*Directions for this task*: What lines of the material below include the string "años"? Copy all of them.

*Data provided*:
┄┄┄┄┄┄┄┄┄┄

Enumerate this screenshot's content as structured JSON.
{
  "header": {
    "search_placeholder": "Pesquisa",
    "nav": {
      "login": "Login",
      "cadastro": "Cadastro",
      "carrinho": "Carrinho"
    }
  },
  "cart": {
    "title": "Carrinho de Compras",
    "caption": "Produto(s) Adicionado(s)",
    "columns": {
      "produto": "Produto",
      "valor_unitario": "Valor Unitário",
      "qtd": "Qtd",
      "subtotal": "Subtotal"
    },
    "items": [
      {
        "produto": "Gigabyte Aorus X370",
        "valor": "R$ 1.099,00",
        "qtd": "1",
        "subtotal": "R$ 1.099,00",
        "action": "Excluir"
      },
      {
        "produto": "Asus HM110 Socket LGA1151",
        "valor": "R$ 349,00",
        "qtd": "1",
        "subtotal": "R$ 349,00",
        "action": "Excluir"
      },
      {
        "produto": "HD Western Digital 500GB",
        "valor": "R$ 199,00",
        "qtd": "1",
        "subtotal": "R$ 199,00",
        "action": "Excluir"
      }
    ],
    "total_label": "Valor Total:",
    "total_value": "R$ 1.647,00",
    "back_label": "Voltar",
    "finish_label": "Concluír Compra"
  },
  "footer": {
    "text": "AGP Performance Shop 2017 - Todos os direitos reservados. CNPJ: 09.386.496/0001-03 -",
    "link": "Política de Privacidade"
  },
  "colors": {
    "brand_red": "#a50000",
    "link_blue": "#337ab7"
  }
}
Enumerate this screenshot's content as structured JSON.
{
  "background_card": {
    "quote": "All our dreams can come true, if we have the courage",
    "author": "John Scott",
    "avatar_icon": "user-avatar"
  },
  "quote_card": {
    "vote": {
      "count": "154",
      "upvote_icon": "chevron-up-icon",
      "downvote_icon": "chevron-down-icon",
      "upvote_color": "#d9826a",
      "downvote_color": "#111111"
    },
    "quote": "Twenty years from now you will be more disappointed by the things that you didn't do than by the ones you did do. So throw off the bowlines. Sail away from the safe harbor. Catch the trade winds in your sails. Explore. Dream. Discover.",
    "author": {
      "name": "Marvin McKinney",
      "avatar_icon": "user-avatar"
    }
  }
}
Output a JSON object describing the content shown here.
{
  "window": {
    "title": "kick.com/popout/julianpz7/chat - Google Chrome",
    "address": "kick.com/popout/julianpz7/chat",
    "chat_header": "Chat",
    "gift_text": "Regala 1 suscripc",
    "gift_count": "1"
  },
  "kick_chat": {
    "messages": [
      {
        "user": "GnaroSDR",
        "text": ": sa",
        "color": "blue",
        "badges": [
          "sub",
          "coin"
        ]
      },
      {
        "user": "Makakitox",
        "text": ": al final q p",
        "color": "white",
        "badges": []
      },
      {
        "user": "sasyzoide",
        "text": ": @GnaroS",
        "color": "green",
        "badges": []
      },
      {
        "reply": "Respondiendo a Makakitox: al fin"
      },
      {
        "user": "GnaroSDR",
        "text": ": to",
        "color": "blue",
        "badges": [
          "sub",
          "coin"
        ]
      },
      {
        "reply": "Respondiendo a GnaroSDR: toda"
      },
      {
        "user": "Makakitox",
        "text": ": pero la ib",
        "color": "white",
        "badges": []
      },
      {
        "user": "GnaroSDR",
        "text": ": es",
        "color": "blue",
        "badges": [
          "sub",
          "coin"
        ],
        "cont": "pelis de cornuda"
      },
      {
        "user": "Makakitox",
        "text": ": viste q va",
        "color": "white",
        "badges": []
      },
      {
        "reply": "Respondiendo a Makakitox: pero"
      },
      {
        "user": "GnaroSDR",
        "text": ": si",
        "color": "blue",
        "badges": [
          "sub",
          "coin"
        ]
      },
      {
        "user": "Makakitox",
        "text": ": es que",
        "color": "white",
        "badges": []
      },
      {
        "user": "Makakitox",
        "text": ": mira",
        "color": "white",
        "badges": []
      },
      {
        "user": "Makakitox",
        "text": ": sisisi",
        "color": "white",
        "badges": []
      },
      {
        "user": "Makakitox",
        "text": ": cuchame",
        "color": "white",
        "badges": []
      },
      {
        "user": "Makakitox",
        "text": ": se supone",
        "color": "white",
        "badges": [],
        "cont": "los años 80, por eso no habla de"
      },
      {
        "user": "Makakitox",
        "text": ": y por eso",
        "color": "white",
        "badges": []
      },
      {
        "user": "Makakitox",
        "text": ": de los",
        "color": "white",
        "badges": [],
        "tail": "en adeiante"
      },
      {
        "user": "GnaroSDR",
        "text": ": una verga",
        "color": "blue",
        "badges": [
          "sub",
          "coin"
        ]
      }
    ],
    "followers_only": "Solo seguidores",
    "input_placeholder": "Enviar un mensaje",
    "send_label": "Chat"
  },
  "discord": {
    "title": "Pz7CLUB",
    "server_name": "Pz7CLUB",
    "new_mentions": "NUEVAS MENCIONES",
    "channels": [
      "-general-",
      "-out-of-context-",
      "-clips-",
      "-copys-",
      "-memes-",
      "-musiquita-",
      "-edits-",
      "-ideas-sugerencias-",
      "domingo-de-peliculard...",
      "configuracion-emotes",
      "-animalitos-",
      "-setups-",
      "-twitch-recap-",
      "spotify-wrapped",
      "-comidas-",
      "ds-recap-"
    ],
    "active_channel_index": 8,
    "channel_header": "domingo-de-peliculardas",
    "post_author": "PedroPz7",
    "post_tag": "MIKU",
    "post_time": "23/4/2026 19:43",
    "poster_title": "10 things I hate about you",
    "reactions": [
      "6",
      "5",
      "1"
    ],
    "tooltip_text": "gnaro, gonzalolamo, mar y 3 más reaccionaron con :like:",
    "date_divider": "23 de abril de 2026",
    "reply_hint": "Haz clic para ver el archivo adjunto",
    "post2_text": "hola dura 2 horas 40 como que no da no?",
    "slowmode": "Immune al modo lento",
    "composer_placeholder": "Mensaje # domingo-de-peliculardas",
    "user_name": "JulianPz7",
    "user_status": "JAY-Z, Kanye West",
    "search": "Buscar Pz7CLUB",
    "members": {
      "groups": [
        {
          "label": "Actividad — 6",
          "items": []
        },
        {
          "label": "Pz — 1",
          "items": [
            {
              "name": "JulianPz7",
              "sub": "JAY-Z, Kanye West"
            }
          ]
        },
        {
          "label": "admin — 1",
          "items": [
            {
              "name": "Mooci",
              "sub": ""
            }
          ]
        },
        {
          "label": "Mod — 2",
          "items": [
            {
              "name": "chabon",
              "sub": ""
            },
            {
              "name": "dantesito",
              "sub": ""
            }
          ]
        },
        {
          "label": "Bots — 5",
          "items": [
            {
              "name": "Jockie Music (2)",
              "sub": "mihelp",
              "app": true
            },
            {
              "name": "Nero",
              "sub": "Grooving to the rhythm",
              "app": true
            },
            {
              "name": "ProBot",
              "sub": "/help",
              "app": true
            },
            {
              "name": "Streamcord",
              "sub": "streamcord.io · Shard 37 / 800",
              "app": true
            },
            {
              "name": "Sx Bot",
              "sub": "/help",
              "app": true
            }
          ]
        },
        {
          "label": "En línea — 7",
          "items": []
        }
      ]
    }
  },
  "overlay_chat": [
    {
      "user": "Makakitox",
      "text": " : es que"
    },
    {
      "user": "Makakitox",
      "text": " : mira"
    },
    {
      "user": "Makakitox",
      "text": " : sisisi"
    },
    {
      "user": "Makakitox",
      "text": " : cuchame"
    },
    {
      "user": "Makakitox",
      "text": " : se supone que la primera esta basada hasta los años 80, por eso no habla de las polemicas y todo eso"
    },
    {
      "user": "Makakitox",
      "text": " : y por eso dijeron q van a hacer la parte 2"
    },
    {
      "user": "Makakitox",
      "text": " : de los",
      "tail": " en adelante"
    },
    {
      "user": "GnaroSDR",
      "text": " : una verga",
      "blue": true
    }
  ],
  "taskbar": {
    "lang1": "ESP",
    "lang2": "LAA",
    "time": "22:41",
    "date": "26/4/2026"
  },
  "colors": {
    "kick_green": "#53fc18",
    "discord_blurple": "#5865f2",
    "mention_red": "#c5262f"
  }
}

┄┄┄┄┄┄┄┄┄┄

*Solution for this task*:
        "cont": "los años 80, por eso no habla de"
      "text": " : se supone que la primera esta basada hasta los años 80, por eso no habla de las polemicas y todo eso"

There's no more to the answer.